“We obviously would have liked to have had more support,” Chwe said. “This is the start of many steps people are taking to empower and protect the safety of students on campus.”

Chwe said those efforts included faculty support for a strike by United Auto Workers 4811, a university worker union that includes graduate students, scheduled to begin Monday at UC Santa Cruz.

Renee Tajima, a professor of Asian American studies and member of the Legislature, said the censure and censure vote was a “no-brainer.”

“Who was in charge while our students were being beaten and injured while no one from the university administration did anything to help them?” Tajima said. “Imagine some students were brutally attacked and the next day Block calls this huge police force to arrest them and use rubber bullets against them. … This vote is the least we can do as educators to make a statement about what is right and what is wrong.”

The Senate’s decision removes one issue from a list of growing challenges facing the chancellor in his final six weeks in office.

In a letter Wednesday, Rep. Virginia Foxx (R-N.C.), chairwoman of the House Committee on Education and the Workforce, requested that Block, Drake and Rich Leib, chairman of the board of UC administration, produce all documents, communications and security videos related to alleged anti-Semitic events at UCLA since the Hamas attack on Israel on October 7.

The committee set the deadline for May 21, two days before a hearing in Washington, D.C., in which Block and his counterparts from Michigan and Yale will testify on anti-Semitism on college campuses — the next in a series of congressional hearings that included the presidents of Harvard University, the University of Pennsylvania and Columbia University, as well as the superintendent of Berkeley Public Schools.

The Block leadership vote is the latest in a series of actions by U.S. university professors over how administrations have handled pro-Palestinian protests.

On May 8, the USC Academic Senate voted to censure President Carol Folt and Provost Andrew Guzman for “widespread dissatisfaction and concern among faculty regarding administrative actions and decisions” related to the cancellation of a pro-Palestinian student’s promotion speech and riot police’s authorization of a campus encampment.

On Thursday, 61% of faculty members at the Columbia University School of Arts and Sciences voted to “censor” President Minouche Shafik, who is criticized for his decision to send police to arrest protesters on campus last month, including students who occupied a university building .

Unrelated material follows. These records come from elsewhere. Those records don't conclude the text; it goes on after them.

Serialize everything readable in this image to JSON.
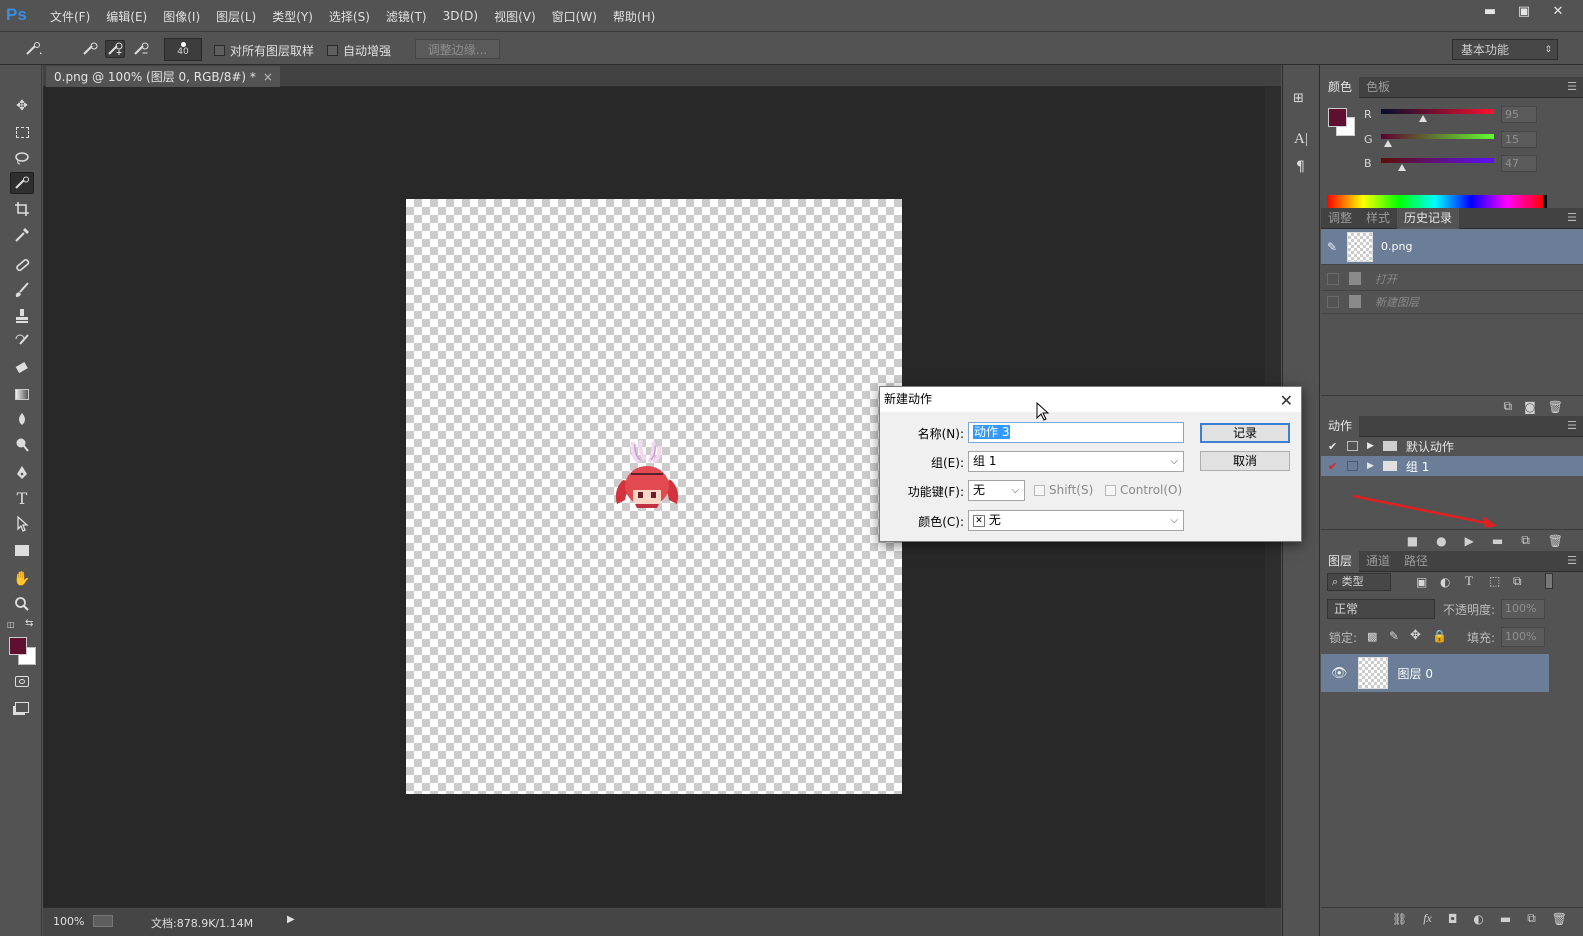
{
  "app": {
    "logo": "Ps"
  },
  "menu": [
    "文件(F)",
    "编辑(E)",
    "图像(I)",
    "图层(L)",
    "类型(Y)",
    "选择(S)",
    "滤镜(T)",
    "3D(D)",
    "视图(V)",
    "窗口(W)",
    "帮助(H)"
  ],
  "window_buttons": {
    "minimize": "▬",
    "maximize": "▣",
    "close": "✕"
  },
  "options": {
    "brush_size": "40",
    "sample_all_layers": "对所有图层取样",
    "auto_enhance": "自动增强",
    "refine_edge": "调整边缘...",
    "workspace": "基本功能"
  },
  "document": {
    "tab_title": "0.png @ 100% (图层 0, RGB/8#) *",
    "tab_close": "×",
    "zoom": "100%",
    "doc_size": "文档:878.9K/1.14M"
  },
  "color_panel": {
    "tabs": [
      "颜色",
      "色板"
    ],
    "r_label": "R",
    "g_label": "G",
    "b_label": "B",
    "r": "95",
    "g": "15",
    "b": "47",
    "foreground": "#5f0f2f",
    "background": "#ffffff"
  },
  "history_panel": {
    "tabs": [
      "调整",
      "样式",
      "历史记录"
    ],
    "snapshot": "0.png",
    "steps": [
      "打开",
      "新建图层"
    ]
  },
  "actions_panel": {
    "title": "动作",
    "sets": [
      "默认动作",
      "组 1"
    ]
  },
  "layers_panel": {
    "tabs": [
      "图层",
      "通道",
      "路径"
    ],
    "filter": "类型",
    "blend_mode": "正常",
    "opacity_label": "不透明度:",
    "opacity": "100%",
    "lock_label": "锁定:",
    "fill_label": "填充:",
    "fill": "100%",
    "layers": [
      "图层 0"
    ]
  },
  "dialog": {
    "title": "新建动作",
    "name_label": "名称(N):",
    "name_value": "动作 3",
    "group_label": "组(E):",
    "group_value": "组 1",
    "fkey_label": "功能键(F):",
    "fkey_value": "无",
    "shift_label": "Shift(S)",
    "control_label": "Control(O)",
    "color_label": "颜色(C):",
    "color_value": "无",
    "record_button": "记录",
    "cancel_button": "取消"
  }
}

Three weeks of unrest at UCLA began on April 25, when students set up camp on the campus grass to express solidarity with the Palestinians, condemn Israel’s actions in Gaza, and demand that UCLA stand divest from companies that manufacture and supply weapons and services to Israel. The encampment was initially free of violence, with protesters engaging in classes, art building, yoga and other activities.

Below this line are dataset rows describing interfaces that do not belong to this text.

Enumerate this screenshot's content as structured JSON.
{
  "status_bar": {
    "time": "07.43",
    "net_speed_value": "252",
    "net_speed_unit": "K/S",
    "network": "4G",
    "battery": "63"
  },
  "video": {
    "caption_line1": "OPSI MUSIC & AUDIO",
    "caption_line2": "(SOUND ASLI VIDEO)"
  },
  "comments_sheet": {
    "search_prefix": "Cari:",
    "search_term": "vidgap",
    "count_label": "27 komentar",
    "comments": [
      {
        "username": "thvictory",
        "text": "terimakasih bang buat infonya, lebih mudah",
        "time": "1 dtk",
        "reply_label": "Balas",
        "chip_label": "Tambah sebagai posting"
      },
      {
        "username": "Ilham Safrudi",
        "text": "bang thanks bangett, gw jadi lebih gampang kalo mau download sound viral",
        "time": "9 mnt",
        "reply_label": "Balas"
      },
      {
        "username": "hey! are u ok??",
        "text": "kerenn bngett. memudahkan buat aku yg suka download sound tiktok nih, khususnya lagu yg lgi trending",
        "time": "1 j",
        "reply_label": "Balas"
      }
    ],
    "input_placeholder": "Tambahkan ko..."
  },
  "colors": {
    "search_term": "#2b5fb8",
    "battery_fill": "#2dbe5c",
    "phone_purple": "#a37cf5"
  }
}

UCLA declared the encampment illegal on April 30. Later that night, a violent mob attacked the encampment and the students were left to their own devices for three hours against beatings, pepper spray and fireworks. Law enforcement in riot gear responded early on the morning of May 1, but it took hours to quell the violence.

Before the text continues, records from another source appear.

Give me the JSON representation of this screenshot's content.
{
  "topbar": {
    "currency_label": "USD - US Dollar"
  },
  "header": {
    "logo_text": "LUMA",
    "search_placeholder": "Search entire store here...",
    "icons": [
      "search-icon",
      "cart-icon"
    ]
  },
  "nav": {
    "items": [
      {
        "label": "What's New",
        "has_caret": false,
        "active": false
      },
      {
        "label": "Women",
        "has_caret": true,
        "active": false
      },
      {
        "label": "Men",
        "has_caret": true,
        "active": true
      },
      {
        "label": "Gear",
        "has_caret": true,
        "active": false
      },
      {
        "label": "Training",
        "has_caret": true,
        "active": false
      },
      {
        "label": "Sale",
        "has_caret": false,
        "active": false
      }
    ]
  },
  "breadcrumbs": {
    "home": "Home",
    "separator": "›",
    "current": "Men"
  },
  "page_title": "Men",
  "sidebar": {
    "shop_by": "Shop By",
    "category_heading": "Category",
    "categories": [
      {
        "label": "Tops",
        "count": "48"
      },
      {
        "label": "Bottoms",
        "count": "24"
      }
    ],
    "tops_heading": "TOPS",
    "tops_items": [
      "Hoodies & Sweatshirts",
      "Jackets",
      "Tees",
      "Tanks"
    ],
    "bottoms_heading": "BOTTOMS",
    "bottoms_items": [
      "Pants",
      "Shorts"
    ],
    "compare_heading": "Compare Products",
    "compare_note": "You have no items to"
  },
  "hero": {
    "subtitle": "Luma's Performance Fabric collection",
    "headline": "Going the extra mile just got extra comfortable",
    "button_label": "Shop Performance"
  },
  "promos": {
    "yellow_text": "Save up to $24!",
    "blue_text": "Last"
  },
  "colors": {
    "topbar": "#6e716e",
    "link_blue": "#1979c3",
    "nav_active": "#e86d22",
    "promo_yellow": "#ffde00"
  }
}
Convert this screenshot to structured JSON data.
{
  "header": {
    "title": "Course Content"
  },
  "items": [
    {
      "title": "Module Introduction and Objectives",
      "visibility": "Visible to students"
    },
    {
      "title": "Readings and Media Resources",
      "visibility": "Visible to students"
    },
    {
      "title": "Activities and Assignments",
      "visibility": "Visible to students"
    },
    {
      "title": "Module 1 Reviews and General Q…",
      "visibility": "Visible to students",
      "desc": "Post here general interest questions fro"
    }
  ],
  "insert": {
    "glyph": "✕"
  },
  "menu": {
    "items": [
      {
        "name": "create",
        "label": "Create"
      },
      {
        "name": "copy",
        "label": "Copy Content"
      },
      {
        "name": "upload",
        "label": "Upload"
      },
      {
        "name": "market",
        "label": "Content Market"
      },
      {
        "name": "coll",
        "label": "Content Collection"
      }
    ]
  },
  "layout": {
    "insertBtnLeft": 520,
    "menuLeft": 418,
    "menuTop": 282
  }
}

Since then, many people have been singled out for this debacle. Internal and external investigations are underway.

News Source :
Gn usa

jack colman

With a penchant for words, jack began writing at an early age. As editor-in-chief of his high school newspaper, he honed his skills telling impactful stories. Smith went on to study journalism at Columbia University, where he graduated top of his class. After interning at the New York Times, jack landed a role as a news writer. Over the past decade, he has covered major events like presidential elections and natural disasters. His ability to craft compelling narratives that capture the human experience has earned him acclaim. Though writing is his passion, jack also enjoys hiking, cooking and reading historical fiction in his free time. With an eye for detail and knack for storytelling, he continues making his mark at the forefront of journalism.
Back to top button